It has the typically oversized grille and “frowning” headlight arrangement seen on the current crop of Mitsus, although the rear end is a refreshing change to the usual crossover fare with its light-within-a-light arrangement. And the ASX is up against some stiff competition – Mitsubishi sees its new entrant competing with the likes of the Hyundai ix35, Kia Sportage, Jeep Compass and Nissan Qashqai.
It is into this environment that Mitsubishi nudges its ASX, which it considers to offer the active, young family the perfect blend of ease of use for the busy urbanite and utility for the sport/leisure/shopping enthusiast. According to its research, buyers in this segment prefer 4x2, manual petrols and, for this reason, the three models in the ASX range are all front-wheel driven with naturally-aspirated 2.0-litre petrol powerplants. Five-speed manual and, on the top spec model, six-speed continuously variable transmissions are available.
Power from the single four-cylinder mill is a decent 110kW and 197Nm and on a short driving session, the ASX (although not really living up to the sportiness implied by its name) proved a keen performer. Shifts through the manual 'box were reassuringly notchy while, presumably, the extra insulation on the CVT model kept most of the characteristic transmission whine at bay.
The ride through the front MacPherson strut and rear multi-link suspension arrangement was rather comfortable although it was clear the ASX was not designed for the pothole-strewn roads of the sections of the North West province where the model introduction took place. Although those present experienced the car mainly on country roads, the ASX’s light steering and easy going nature will likely see it becoming a stand-out city star. A commanding ride position (the ASX’s ground clearance is a useful 195mm) should also appeal to those who prefer to be in control.
NEAT AND TIDY
Inside the cabin, the black hard plastics feel hardy and should stand up to use quite well.
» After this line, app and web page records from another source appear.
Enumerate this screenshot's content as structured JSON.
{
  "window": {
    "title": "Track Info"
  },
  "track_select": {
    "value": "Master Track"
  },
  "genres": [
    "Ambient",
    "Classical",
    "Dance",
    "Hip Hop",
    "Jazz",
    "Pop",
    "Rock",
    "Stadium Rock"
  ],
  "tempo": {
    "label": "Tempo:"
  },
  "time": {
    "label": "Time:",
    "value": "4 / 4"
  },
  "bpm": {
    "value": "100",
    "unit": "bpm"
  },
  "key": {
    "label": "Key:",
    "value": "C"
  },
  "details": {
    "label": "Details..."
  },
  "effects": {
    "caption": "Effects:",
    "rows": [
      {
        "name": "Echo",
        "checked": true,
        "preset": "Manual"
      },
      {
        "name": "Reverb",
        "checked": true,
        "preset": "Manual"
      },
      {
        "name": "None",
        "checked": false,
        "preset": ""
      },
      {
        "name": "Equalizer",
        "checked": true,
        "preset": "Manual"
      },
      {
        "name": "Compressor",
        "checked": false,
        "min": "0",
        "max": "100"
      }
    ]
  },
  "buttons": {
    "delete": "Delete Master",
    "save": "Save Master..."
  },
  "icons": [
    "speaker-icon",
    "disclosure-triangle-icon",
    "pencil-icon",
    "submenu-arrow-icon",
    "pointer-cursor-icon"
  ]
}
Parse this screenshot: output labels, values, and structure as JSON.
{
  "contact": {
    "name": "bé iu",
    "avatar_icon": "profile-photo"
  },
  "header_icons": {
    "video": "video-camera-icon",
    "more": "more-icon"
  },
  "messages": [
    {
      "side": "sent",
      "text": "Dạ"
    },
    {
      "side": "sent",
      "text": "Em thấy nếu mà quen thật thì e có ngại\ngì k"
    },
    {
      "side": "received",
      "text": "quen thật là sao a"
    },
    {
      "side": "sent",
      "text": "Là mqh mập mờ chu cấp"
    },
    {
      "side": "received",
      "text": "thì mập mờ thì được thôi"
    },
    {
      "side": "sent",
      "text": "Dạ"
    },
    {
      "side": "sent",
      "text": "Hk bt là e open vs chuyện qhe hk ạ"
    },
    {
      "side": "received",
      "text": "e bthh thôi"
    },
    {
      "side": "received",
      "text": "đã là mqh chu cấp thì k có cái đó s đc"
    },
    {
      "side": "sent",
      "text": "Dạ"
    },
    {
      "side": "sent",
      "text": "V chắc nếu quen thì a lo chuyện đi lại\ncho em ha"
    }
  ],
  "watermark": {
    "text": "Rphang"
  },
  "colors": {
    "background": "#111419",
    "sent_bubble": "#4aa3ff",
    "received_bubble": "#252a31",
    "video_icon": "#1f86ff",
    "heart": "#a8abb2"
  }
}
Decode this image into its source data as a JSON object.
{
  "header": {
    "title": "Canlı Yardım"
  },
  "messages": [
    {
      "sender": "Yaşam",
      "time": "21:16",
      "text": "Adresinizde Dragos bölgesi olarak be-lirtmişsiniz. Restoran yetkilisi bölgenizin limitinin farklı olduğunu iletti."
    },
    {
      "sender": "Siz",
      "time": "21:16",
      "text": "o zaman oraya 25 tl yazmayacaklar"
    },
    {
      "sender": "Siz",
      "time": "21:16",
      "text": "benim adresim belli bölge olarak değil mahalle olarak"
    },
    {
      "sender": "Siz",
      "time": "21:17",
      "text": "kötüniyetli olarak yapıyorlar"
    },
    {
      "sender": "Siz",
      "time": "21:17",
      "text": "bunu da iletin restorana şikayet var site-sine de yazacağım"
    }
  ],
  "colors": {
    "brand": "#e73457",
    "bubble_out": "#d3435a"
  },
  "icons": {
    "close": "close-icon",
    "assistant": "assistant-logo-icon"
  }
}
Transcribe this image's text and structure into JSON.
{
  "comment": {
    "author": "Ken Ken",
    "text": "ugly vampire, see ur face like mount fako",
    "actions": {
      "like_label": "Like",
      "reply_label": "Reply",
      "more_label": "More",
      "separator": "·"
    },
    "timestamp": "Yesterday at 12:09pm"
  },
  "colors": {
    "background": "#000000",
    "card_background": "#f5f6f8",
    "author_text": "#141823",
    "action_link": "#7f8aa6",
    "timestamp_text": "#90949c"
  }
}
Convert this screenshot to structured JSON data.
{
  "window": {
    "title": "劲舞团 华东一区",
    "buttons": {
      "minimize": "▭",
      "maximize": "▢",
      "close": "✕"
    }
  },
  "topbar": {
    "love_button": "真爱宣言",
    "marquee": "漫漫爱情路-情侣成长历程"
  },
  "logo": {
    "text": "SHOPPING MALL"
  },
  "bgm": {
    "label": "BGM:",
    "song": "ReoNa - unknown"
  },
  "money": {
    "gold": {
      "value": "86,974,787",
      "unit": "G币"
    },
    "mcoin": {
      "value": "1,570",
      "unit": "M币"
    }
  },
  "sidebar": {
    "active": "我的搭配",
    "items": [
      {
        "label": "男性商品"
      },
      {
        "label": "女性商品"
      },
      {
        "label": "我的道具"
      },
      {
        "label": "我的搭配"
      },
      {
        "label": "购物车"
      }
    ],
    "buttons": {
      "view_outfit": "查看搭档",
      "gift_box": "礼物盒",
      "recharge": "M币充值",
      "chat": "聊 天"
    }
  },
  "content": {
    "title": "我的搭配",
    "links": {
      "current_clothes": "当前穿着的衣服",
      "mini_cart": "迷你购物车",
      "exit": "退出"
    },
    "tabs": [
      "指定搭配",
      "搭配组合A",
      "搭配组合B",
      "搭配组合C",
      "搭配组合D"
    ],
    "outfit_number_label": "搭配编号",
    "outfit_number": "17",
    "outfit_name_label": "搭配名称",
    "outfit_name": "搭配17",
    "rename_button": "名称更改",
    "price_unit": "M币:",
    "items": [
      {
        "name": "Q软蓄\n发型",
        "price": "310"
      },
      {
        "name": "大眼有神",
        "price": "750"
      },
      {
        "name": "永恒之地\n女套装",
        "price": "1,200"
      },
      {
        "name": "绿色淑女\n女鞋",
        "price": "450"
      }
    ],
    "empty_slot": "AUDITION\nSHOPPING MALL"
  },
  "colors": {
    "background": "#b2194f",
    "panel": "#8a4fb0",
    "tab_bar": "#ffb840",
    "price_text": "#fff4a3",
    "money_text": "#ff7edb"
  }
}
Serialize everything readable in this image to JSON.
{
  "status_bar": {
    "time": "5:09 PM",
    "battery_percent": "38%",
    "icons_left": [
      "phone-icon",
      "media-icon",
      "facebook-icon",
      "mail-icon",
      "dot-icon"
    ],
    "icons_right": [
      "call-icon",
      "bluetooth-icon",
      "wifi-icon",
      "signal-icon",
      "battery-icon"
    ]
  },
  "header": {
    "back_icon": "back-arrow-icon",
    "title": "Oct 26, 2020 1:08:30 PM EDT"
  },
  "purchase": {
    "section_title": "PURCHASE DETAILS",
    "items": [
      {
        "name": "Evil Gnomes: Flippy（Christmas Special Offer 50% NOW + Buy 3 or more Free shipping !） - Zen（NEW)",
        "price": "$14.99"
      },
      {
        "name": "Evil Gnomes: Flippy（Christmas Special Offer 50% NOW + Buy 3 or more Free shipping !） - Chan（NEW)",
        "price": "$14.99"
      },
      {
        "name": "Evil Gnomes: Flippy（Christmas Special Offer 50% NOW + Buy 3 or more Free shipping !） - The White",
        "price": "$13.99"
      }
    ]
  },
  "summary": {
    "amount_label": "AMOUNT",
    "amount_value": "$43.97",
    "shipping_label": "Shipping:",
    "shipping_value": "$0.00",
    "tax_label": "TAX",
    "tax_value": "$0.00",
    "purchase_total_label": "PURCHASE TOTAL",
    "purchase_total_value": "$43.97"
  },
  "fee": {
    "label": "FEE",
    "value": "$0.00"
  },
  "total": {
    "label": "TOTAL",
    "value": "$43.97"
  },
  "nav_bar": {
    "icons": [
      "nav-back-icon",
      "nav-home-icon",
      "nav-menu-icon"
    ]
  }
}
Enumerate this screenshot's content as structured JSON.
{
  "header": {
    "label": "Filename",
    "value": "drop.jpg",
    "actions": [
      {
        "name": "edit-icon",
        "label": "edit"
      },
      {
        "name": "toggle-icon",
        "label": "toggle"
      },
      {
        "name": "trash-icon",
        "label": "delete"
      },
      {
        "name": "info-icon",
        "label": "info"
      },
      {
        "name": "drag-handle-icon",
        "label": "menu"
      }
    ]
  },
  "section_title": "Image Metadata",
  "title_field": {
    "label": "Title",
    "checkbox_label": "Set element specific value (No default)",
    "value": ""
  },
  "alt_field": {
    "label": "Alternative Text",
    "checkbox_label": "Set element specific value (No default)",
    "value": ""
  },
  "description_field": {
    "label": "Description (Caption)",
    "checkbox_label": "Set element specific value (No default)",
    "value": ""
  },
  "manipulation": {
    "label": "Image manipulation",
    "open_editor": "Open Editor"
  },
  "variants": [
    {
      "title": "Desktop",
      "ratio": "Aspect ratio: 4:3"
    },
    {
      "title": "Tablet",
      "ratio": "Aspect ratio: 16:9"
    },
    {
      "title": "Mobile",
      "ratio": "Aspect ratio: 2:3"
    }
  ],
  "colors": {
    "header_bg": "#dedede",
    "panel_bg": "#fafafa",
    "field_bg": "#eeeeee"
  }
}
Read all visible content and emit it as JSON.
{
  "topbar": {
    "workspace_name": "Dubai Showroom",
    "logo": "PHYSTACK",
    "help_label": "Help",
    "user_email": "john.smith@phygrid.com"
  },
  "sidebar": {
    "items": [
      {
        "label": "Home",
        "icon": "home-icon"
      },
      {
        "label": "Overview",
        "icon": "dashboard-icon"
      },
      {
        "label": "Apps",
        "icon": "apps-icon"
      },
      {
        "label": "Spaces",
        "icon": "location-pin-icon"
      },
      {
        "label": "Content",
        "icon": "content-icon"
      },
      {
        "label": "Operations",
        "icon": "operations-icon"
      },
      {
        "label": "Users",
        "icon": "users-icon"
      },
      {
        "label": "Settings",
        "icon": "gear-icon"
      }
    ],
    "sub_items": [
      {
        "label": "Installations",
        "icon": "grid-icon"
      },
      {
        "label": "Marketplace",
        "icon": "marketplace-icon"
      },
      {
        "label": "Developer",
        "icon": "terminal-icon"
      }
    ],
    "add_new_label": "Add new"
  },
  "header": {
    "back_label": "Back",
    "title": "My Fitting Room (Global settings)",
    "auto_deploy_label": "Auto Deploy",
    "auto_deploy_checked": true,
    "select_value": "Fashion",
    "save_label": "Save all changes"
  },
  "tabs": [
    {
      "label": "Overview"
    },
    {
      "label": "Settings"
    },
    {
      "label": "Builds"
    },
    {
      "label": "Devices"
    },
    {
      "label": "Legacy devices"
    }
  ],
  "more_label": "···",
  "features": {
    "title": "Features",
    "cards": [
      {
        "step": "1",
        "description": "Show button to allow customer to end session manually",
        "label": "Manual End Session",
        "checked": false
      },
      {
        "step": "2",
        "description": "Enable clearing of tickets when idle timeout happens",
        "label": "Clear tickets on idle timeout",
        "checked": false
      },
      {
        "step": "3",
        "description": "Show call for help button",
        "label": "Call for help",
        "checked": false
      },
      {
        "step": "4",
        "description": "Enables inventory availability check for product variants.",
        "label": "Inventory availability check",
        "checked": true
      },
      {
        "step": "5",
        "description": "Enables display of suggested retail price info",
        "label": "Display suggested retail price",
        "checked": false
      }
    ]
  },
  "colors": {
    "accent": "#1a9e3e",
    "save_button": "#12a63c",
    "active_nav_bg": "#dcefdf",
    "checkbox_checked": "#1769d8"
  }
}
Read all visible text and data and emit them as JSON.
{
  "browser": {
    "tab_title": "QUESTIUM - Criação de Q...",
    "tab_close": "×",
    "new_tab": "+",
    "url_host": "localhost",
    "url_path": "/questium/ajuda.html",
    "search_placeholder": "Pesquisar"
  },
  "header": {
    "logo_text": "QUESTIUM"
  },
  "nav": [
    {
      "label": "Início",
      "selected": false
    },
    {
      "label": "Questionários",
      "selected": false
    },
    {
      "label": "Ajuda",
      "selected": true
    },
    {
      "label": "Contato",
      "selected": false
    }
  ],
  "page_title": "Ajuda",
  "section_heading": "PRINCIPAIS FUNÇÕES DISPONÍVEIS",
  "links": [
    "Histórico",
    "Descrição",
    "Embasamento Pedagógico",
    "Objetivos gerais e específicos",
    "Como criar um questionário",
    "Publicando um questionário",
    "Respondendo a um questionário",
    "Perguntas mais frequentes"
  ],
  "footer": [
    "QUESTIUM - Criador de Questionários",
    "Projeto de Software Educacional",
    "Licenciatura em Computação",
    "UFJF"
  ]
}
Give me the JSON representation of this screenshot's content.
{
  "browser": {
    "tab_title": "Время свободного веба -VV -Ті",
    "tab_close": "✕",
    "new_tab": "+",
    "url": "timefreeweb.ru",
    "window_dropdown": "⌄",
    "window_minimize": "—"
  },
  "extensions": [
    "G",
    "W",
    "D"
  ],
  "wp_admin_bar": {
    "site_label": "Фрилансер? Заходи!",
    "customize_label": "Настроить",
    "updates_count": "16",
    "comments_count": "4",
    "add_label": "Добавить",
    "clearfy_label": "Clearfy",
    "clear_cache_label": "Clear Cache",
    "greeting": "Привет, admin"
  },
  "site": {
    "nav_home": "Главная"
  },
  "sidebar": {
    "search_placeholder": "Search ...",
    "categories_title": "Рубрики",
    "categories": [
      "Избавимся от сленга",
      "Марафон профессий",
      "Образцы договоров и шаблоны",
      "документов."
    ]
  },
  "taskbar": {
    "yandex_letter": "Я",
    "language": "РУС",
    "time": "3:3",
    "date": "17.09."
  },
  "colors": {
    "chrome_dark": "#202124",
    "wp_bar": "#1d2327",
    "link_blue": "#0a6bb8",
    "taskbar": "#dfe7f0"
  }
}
The large dials and buttons on the centre stack and the driver’s no-fuss information display in the instrument cluster should prove quite easy to use, too.
If space is more your thing, the load area, with the rear bench tumbled forward, will swallow more than 1100 litres of goods while the absence of a load sill should make light work of loading large and bulky items.
If you prefer your car to provide the bulk, the ASX is filled with a range of modern convenience items. Equipment on the base 2.0 includes park distance control, a rear spoiler with integrated brake light, front and rear foglamps, 16-inch alloy wheels, a steering wheel adjustable for height and rake, seven airbags, and electric adjustment for the driver’s chair. ABS and EBD are standard, while the CVT model adds traction and stability control, and a hill start assist programme.
Services are required at 15 000-km intervals and the ASX is sold with a five-year or 90 000 service plan. A three-year or 100 000km warranty is standard.
2.0 manual - R279 900
2.0 manual - R299 900
2.0 CVT - R319 900